Background: Use of opioids for perioperative analgesia is associated with sedation, respiratory depression and postoperative nausea and vomiting. N-methyl-D-aspartate receptor antagonist such as ketamine has both analgesic and antihyperalgesic properties. We studied the effect of intraoperative infusion of low-dose ketamine on postoperative analgesia and its management with opioids.
Materials and methods: A total of 80 patients scheduled for open cholecystectomy under general anesthesia were randomly allocated into two equal groups in a randomized double-blinded way. The general anesthetic technique was standardized in both groups. Group K patients (n = 40) received bolus of ketamine 0.2 mg/kg intravenously followed by an infusion of 0.1 mg/kg/h before skin incision, which was continued up to the end of surgery. Similar volume of saline was infused in Group C (n = 40). The pain score at different intervals and cumulative morphine consumption over 24 h was observed.

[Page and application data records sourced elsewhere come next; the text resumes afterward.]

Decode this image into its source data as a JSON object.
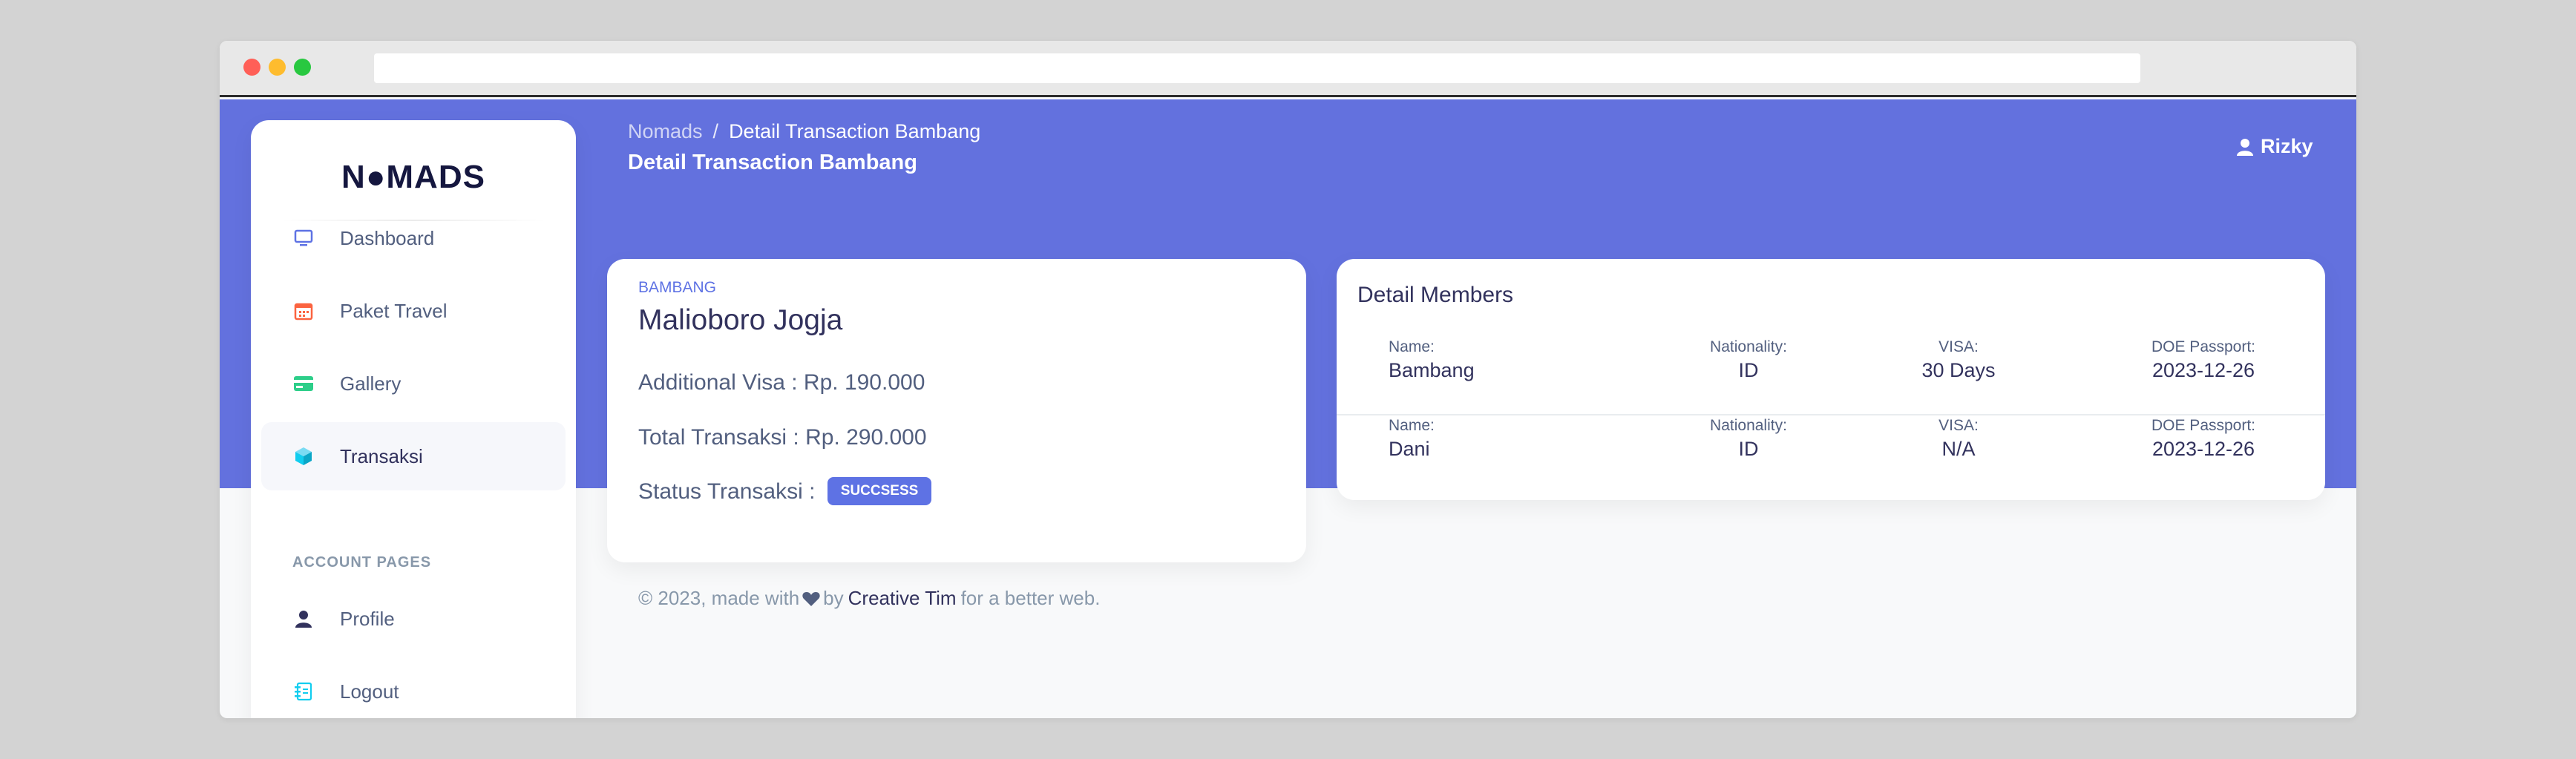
{
  "brand": {
    "logo_text": "N●MADS"
  },
  "sidebar": {
    "items": [
      {
        "label": "Dashboard",
        "icon": "monitor-icon",
        "color": "#5e72e4"
      },
      {
        "label": "Paket Travel",
        "icon": "calendar-icon",
        "color": "#fb6340"
      },
      {
        "label": "Gallery",
        "icon": "credit-card-icon",
        "color": "#2dce89"
      },
      {
        "label": "Transaksi",
        "icon": "box-icon",
        "color": "#11cdef",
        "active": true
      }
    ],
    "section_heading": "ACCOUNT PAGES",
    "account_items": [
      {
        "label": "Profile",
        "icon": "user-icon",
        "color": "#32325d"
      },
      {
        "label": "Logout",
        "icon": "logout-icon",
        "color": "#11cdef"
      }
    ]
  },
  "header": {
    "breadcrumb": {
      "root": "Nomads",
      "separator": "/",
      "current": "Detail Transaction Bambang"
    },
    "title": "Detail Transaction Bambang",
    "user_name": "Rizky"
  },
  "transaction": {
    "eyebrow": "BAMBANG",
    "title": "Malioboro Jogja",
    "additional_visa": "Additional Visa : Rp. 190.000",
    "total": "Total Transaksi : Rp. 290.000",
    "status_label": "Status Transaksi :",
    "status_badge": "SUCCSESS"
  },
  "members": {
    "title": "Detail Members",
    "labels": {
      "name": "Name:",
      "nationality": "Nationality:",
      "visa": "VISA:",
      "doe": "DOE Passport:"
    },
    "rows": [
      {
        "name": "Bambang",
        "nationality": "ID",
        "visa": "30 Days",
        "doe": "2023-12-26"
      },
      {
        "name": "Dani",
        "nationality": "ID",
        "visa": "N/A",
        "doe": "2023-12-26"
      }
    ]
  },
  "footer": {
    "prefix": "© 2023, made with",
    "by": "by",
    "author": "Creative Tim",
    "suffix": "for a better web."
  },
  "colors": {
    "hero": "#6371de",
    "accent": "#5e72e4"
  }
}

Secondary outcomes such as hemodynamic parameters, patient satisfaction score and incidences of side effects were also recorded.

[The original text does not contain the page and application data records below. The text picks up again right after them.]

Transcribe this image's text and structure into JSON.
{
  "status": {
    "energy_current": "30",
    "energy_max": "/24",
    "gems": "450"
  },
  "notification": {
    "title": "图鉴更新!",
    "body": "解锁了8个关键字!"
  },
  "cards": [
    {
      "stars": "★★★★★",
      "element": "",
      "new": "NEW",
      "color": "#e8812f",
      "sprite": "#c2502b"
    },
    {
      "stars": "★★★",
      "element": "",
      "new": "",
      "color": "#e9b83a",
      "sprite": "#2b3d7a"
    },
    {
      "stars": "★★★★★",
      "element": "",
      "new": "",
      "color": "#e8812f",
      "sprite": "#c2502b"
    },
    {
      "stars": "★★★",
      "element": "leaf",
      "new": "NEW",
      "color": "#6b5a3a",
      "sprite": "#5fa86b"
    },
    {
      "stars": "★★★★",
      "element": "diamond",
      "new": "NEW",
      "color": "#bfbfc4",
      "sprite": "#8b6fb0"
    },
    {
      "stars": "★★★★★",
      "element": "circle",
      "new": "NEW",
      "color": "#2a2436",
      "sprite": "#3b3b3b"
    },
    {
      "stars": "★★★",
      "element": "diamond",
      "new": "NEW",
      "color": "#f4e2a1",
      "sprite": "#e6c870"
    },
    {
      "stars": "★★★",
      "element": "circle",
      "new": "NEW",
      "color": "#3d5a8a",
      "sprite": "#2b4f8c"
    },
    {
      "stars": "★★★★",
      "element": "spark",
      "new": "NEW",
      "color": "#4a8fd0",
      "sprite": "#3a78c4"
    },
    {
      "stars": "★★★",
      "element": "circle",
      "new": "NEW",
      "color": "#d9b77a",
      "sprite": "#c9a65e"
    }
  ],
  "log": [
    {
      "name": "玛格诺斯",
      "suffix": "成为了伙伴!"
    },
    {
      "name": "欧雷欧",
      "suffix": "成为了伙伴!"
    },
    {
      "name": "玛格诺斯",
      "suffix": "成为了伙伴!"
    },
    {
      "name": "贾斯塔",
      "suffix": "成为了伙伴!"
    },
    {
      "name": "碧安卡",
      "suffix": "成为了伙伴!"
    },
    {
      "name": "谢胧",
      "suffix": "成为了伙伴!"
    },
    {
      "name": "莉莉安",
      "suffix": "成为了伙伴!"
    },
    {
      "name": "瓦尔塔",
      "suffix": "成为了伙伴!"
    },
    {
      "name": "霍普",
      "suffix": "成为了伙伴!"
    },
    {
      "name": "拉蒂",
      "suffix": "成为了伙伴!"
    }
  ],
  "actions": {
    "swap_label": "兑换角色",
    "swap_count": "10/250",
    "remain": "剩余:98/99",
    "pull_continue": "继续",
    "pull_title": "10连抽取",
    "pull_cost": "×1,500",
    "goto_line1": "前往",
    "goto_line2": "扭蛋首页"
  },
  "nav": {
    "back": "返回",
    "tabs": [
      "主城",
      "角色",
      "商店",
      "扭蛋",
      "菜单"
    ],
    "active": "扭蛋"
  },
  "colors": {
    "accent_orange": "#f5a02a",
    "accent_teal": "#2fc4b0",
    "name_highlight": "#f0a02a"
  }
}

Results: Intraoperative infusion of low-dose ketamine resulted in effective analgesia in first 6 h of the postoperative period, which was evident from reduced pain scores and reduced opioid requirements (P = 0.001). The incidence of side effects and patient satisfaction were similar in both groups.
Conclusion: Intraoperative low-dose ketamine infusion provides good postoperative analgesia while reducing need of opioid analgesics, which must be considered for better management of postoperative analgesia.
Keywords: Ketamine; morphine; postoperative analgesia.